There are so many stories attached to the flax flower.

· Every part of the plant is useful, making it a very stable and sustainable crop.

· Flax plant is cultivated for its seeds, fiber, and for ornamental use.

· The fabric, linen, made from its stem, is naturally anti-bacterial and helps reduce bacterial and fungal growth.

· The flax seeds are heavy in fiber and Omega-3 fatty acids.

· Having flax seeds on a regular basis may help prevent some forms of Cancer.

· The seed of the flax plant is poisonous in its raw form. However, when cooked, it is extremely nutritious.

· The oil extracted from the seeds is one of the oldest known commercial oil.

· The flax seed oil also provides relief in coughs, colds, sore throats, inflammations, burns, and more.

· The common flax is also used to make eyewash to soothe irritated eyes.

· The oil is known to have calming and soothing effect on people, helping with depression and anxiety.

· The roots of the plant are used to make an infusion which strengthens eye-sight.

· The vegans or people with egg allergies can use the ground flax seed as egg substitute.

· Modern food like crackers and oat meals has ground flax seed in them.

· The fiber made from its stem is also used to make paper, baskets, mats, strings, nets, etc.

· Flax is an emblem of Northern Ireland. It appeared on the reverse of the British one-pound coin to represent Northern Ireland on coins.

· Flax is Belarus’s National Flower.

· The bright blue flowers of the flax plant appear on the emblem of Belarus.

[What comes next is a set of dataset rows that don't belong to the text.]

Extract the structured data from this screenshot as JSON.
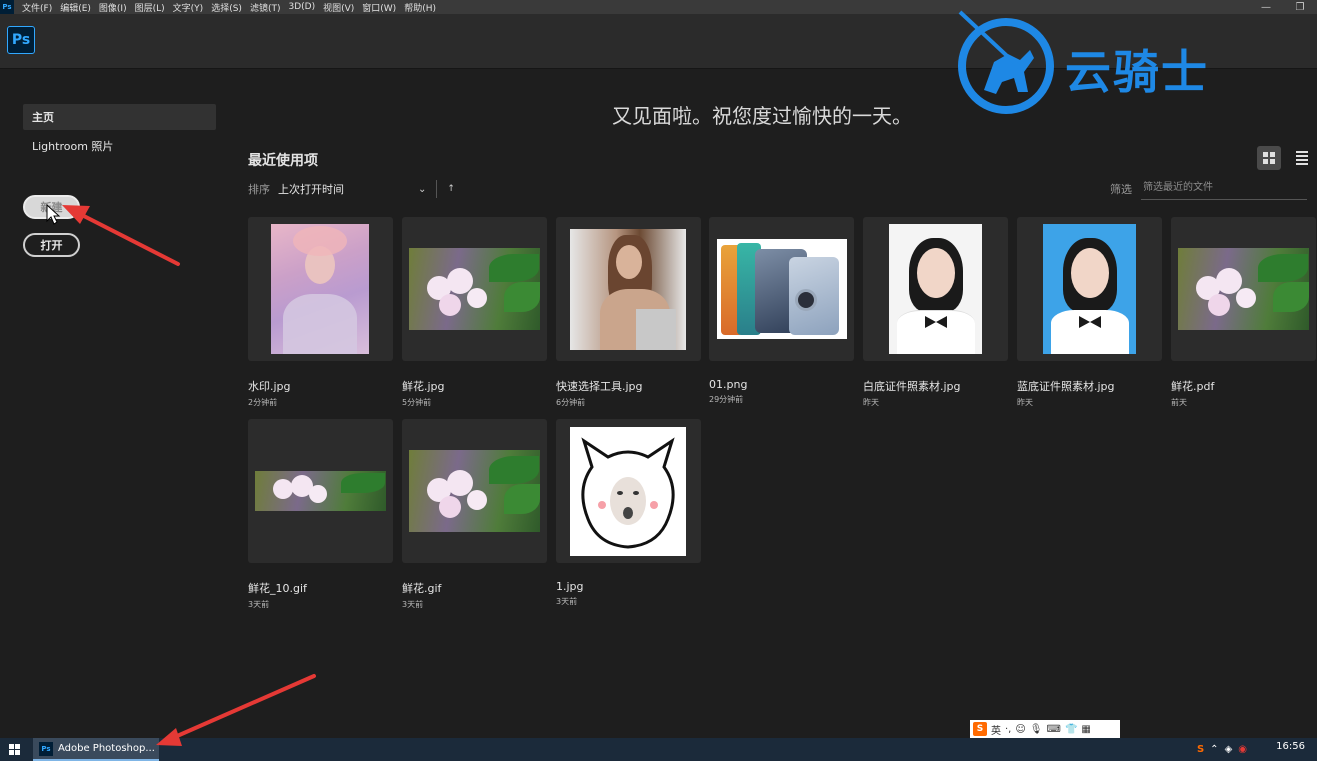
{
  "menubar": {
    "items": [
      "文件(F)",
      "编辑(E)",
      "图像(I)",
      "图层(L)",
      "文字(Y)",
      "选择(S)",
      "滤镜(T)",
      "3D(D)",
      "视图(V)",
      "窗口(W)",
      "帮助(H)"
    ],
    "app_icon": "Ps"
  },
  "header": {
    "logo": "Ps"
  },
  "sidebar": {
    "items": [
      {
        "label": "主页",
        "active": true
      },
      {
        "label": "Lightroom 照片",
        "active": false
      }
    ],
    "new_button": "新建",
    "open_button": "打开"
  },
  "main": {
    "greeting": "又见面啦。祝您度过愉快的一天。",
    "section_title": "最近使用项",
    "sort": {
      "label": "排序",
      "value": "上次打开时间",
      "direction": "↑"
    },
    "filter": {
      "label": "筛选",
      "placeholder": "筛选最近的文件"
    },
    "view_modes": [
      "grid",
      "list"
    ],
    "active_view": "grid",
    "files": [
      {
        "name": "水印.jpg",
        "time": "2分钟前",
        "art": "portrait-pink"
      },
      {
        "name": "鲜花.jpg",
        "time": "5分钟前",
        "art": "flower"
      },
      {
        "name": "快速选择工具.jpg",
        "time": "6分钟前",
        "art": "woman"
      },
      {
        "name": "01.png",
        "time": "29分钟前",
        "art": "phone"
      },
      {
        "name": "白底证件照素材.jpg",
        "time": "昨天",
        "art": "id-white"
      },
      {
        "name": "蓝底证件照素材.jpg",
        "time": "昨天",
        "art": "id-blue"
      },
      {
        "name": "鲜花.pdf",
        "time": "前天",
        "art": "flower"
      },
      {
        "name": "鲜花_10.gif",
        "time": "3天前",
        "art": "flower-wide"
      },
      {
        "name": "鲜花.gif",
        "time": "3天前",
        "art": "flower"
      },
      {
        "name": "1.jpg",
        "time": "3天前",
        "art": "meme"
      }
    ]
  },
  "watermark": {
    "text": "云骑士"
  },
  "taskbar": {
    "app_label": "Adobe Photoshop...",
    "app_icon": "Ps",
    "time": "16:56"
  },
  "ime": {
    "lang": "英"
  },
  "colors": {
    "accent": "#31a8ff",
    "background": "#1e1e1e",
    "annotation_arrow": "#e53935",
    "watermark": "#1e88e5"
  }
}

· Belarus has folk songs in its honor.

· The conditions in Belarus are perfect for flax cultivation. The people there have been growing flax for more than 200 years.

Best time to gift someone Flax flowers

As flax flower meaning and symbolization represents purity and domestication, they can be given to newlyweds to honor their new home. They can be added in bridal bouquets and in wedding decorations. There is no particular time to gift the flax flowers. They can be gifted on any occasion, adding an azure pop to a bouquet.


Growing densely in gardens and meadows, the flax flowers make a vibrant blue backdrop. The blanket of blue flowers often looks as if the sky has descended upon the garden. They can be grown in large drifts to mimic their natural carpet-like growth. Flax flowers are well-suited in the front of perennial borders, rock gardens, meadows, cottage garden settings, and curbside.